The Action Method begins with a simple premise: everything is a project. This applies not only to the big presentation on Wednesday or the new campaign you’re preparing, but also to the stuff you do to advance your career (a “career development” project), or to employee development (each of your subordinates represents a single “project” in which you keep track of performance and the steps you plan to take to help him or her develop as an employee). Managing your finances is a project, as is doing your taxes or arranging the upcoming house move… Leer más “Action Method I: Breaking Projects into Primary Elements”

Power Tools: Collaborative Apps for Organizing Your Team



by Behance Team
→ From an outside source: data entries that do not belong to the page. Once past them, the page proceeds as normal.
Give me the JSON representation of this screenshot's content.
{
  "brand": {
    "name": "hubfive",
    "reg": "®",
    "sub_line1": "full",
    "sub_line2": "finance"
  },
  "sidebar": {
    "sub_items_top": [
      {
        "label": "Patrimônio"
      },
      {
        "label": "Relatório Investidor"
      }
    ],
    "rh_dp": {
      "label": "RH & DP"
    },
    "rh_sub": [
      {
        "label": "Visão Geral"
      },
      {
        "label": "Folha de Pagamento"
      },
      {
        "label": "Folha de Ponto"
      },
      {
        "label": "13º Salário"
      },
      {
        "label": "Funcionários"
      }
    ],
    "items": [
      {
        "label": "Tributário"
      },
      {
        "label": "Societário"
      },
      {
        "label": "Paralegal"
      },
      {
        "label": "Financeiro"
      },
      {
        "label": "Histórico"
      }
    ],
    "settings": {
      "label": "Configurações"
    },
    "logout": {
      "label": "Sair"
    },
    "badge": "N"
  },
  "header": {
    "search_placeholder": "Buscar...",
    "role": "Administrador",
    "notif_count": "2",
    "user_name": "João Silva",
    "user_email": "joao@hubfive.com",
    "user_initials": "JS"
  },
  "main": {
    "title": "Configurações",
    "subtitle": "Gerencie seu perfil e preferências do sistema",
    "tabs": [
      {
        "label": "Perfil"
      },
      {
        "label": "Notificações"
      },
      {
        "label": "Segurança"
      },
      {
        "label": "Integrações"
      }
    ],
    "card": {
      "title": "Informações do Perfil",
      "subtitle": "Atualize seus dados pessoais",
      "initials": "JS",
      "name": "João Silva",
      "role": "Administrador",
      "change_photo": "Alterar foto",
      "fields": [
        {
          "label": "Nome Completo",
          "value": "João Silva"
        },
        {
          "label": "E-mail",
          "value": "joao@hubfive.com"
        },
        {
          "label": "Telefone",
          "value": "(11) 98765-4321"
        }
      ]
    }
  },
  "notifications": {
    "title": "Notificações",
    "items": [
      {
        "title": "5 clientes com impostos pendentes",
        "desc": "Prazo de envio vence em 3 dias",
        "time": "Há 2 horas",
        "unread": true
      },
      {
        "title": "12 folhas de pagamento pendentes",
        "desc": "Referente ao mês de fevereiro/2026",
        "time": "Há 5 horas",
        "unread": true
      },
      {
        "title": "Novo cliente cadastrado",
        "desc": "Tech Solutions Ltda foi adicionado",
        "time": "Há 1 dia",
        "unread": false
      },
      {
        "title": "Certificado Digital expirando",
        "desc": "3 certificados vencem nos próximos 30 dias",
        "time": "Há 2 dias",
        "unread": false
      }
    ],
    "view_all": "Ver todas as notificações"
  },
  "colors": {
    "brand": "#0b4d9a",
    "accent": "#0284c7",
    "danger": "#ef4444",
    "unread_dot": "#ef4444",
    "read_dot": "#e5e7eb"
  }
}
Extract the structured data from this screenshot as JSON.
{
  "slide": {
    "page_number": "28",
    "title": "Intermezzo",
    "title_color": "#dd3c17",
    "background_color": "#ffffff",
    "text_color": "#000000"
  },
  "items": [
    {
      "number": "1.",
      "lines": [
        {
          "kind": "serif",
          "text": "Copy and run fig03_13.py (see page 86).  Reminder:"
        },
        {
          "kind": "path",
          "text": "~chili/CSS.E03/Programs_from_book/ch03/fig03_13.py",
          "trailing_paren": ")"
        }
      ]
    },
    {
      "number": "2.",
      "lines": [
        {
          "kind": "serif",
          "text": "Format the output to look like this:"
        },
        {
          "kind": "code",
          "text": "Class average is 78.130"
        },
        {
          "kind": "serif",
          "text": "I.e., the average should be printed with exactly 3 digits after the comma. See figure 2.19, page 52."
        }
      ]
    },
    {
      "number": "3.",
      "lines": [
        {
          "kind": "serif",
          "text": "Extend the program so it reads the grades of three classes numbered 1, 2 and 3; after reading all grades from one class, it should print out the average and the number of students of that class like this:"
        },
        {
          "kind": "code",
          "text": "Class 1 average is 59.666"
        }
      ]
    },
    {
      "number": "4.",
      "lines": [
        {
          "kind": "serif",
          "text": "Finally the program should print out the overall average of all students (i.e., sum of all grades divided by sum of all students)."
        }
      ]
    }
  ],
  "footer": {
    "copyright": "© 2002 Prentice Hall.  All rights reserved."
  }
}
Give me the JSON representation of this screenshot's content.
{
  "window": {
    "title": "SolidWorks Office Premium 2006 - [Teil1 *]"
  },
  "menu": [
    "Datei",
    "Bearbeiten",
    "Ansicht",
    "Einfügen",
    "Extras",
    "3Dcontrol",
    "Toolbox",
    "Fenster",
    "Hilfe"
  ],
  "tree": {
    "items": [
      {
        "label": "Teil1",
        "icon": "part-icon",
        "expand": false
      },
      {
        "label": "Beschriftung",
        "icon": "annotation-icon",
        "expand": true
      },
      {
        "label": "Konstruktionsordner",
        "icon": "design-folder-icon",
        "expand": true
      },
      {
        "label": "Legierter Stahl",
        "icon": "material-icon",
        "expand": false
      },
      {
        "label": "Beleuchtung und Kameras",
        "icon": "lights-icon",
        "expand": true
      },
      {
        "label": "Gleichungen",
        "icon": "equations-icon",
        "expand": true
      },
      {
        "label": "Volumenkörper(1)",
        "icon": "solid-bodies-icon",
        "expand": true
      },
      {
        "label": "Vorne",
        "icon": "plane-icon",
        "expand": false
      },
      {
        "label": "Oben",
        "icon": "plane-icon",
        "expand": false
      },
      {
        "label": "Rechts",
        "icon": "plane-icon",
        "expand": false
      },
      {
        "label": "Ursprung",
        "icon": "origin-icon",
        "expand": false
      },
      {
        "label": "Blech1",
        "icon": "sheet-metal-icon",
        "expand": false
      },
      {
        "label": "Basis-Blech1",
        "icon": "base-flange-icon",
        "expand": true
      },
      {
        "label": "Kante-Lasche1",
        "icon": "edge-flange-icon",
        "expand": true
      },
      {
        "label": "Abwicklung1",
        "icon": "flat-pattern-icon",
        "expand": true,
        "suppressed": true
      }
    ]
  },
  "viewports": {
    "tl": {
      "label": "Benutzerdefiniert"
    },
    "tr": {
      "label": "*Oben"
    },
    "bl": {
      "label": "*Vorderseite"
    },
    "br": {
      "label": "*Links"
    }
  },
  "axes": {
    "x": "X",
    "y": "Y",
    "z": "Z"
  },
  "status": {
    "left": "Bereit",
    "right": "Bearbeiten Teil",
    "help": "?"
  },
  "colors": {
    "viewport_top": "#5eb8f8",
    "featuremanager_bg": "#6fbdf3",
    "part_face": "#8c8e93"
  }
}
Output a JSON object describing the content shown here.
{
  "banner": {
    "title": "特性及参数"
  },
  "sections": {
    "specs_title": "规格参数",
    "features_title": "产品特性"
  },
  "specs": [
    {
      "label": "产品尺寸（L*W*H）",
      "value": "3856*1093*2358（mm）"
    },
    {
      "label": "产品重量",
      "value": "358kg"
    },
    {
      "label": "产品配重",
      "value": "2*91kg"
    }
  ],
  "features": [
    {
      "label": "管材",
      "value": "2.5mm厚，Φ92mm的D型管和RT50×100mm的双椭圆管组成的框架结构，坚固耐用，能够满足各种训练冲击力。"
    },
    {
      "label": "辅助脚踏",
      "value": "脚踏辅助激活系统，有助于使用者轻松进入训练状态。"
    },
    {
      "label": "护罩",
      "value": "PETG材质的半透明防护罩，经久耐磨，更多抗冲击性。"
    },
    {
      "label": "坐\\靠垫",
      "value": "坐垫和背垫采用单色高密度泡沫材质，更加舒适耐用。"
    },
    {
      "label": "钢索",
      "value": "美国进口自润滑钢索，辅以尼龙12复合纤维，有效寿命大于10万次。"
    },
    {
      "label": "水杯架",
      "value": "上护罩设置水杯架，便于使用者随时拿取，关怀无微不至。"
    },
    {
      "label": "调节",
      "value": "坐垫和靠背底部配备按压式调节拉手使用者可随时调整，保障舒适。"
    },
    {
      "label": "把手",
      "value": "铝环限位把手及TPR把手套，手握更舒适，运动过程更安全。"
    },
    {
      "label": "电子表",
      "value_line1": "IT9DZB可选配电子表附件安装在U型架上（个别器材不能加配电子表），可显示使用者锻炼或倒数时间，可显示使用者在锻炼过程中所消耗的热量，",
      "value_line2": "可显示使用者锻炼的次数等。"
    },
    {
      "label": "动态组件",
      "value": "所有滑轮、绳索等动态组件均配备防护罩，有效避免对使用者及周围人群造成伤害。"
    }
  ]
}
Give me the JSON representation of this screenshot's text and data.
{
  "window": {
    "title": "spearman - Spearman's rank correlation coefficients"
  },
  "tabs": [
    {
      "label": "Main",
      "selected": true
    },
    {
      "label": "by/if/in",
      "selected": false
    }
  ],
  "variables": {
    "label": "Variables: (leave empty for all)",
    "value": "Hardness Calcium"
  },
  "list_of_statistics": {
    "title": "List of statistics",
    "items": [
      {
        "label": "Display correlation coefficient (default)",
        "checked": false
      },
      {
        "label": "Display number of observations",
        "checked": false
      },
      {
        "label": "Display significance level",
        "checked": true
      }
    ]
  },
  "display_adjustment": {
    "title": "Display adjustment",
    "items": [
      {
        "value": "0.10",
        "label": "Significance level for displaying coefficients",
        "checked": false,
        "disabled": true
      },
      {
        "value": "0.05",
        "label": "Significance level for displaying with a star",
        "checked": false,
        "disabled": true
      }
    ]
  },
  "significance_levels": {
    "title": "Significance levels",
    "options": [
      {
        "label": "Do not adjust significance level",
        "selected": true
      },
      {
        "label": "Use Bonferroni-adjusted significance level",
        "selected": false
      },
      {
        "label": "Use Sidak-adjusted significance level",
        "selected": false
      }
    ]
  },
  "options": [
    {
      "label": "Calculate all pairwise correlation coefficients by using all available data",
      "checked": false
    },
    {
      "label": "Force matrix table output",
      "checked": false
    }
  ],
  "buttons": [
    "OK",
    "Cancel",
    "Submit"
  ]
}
Ideas don’t become a reality in isolation – teams, collaborators, and opinion-givers are a powerful part of the execution process. Here, we run down the tools we’re currently using – in addition to our own Action Method project management app, of course – to communicate and push ideas forward.Yammer/Co-op. A one-stop aggregator for office news and beyond.
A Behance team favorite, Yammer has become our go-to tool for aggregating office conversation. We prefer to use it informally, collecting funny videos, announcing meetings, and posting product specs, but the Groups feature allows for a myriad of organizational options. Harvest also recently launched a similar product, Co-op, with some really cool upgrades. The right-side toolbar allows each user to create a focus area, as well as view the most current status on each member of a specified group. [Free] Leer más “Power Tools: Collaborative Apps for Organizing Your Team”